Scientists and 'anti-scientists' alike need a more realistic image of science. The traditional mode of research, academic science, is not just a 'method': it is a distinctive culture, whose members win esteem and employment by making public their findings. Fierce competition for credibility is strictly regulated by established practices such as peer review. Highly specialized international communities of independent experts form spontaneously and generate the type of knowledge we call 'scientific' - systematic, theoretical, empirically-tested, quantitative, and so on. Ziman shows (...) that these familiar 'philosophical' features of scientific knowledge are inseparable from the ordinary cognitive capabilities and peculiar social relationships of its producers. This wide-angled close-up of the natural and human sciences recognizes their unique value, whilst revealing the limits of their rationality, reliability, and universal applicability. It also shows how, for better or worse, the new 'post-academic' research culture of teamwork, accountability, etc. is changing these supposedly eternal philosophical characteristics. (shrink)

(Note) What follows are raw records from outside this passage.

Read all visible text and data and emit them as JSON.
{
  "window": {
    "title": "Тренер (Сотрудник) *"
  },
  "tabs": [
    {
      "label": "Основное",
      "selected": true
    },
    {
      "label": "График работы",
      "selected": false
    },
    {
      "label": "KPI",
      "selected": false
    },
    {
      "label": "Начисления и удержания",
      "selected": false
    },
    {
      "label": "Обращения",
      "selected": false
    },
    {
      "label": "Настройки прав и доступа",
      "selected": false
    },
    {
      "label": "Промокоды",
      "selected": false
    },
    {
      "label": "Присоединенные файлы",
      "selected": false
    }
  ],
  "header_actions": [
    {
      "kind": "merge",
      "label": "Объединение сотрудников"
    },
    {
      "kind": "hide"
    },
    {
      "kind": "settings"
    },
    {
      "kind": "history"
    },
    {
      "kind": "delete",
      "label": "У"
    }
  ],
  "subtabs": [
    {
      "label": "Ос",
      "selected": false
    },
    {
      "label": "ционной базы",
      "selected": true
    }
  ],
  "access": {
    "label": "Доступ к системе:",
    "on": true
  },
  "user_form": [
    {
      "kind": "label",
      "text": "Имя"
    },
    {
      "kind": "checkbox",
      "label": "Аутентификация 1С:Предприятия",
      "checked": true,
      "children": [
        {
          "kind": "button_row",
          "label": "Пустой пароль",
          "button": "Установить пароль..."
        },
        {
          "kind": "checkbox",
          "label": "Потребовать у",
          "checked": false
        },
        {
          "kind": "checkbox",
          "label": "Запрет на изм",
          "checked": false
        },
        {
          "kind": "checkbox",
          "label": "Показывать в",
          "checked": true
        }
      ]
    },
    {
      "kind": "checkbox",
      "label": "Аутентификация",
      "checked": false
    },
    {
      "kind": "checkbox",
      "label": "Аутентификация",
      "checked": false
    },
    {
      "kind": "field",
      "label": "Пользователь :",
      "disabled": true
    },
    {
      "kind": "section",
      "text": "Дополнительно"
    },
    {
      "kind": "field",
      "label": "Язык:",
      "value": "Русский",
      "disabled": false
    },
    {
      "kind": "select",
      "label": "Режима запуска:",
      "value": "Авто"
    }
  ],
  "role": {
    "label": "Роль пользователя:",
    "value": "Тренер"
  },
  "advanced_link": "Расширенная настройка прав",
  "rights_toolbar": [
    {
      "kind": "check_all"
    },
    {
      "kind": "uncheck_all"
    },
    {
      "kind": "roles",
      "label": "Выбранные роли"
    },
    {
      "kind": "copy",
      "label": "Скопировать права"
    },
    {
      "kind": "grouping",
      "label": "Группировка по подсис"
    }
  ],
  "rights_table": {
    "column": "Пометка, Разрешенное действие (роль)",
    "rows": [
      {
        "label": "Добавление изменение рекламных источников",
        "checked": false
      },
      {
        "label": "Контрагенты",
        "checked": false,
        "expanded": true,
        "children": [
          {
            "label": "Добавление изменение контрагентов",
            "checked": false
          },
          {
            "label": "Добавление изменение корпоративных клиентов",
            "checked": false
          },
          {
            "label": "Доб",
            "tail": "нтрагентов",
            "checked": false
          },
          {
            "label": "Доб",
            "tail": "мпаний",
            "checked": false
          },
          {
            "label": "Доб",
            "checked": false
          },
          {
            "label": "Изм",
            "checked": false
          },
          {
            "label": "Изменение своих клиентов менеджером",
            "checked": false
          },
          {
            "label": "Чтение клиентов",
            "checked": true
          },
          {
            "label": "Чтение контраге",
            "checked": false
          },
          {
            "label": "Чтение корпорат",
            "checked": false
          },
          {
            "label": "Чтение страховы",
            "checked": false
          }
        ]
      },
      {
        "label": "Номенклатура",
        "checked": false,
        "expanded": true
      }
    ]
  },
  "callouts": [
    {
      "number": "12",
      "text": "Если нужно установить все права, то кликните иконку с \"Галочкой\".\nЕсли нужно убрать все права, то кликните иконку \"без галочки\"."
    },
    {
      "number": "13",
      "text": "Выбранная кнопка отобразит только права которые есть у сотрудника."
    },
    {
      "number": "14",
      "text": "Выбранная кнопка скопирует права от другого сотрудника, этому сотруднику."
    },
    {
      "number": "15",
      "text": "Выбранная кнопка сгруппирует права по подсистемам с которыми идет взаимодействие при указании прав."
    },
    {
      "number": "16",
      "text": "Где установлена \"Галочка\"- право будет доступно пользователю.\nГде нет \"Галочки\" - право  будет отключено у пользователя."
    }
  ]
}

International research, sponsored by for-profit companies, is regularly criticised as unethical on the grounds that it exploits research subjects in developing countries. Many commentators agree that exploitation occurs when the benefits of cooperative activity are unfairly distributed between the parties. To determine whether international research is exploitative we therefore need an account of fair distribution. Procedural accounts of fair bargaining have been popular solutions to this problem, but I argue that they are insufficient to protect against exploitation. I argue instead (...) that a maximin principle of fair distribution provides a more compelling normative account of fairness in relationships characterised by extreme vulnerability and inequality of bargaining potential between the parties. A global tax on international research would provide a mechanism for implementing the maximin account of fair benefits. This model has the capacity to ensure fair benefits and thereby prevent exploitation in international research. (shrink)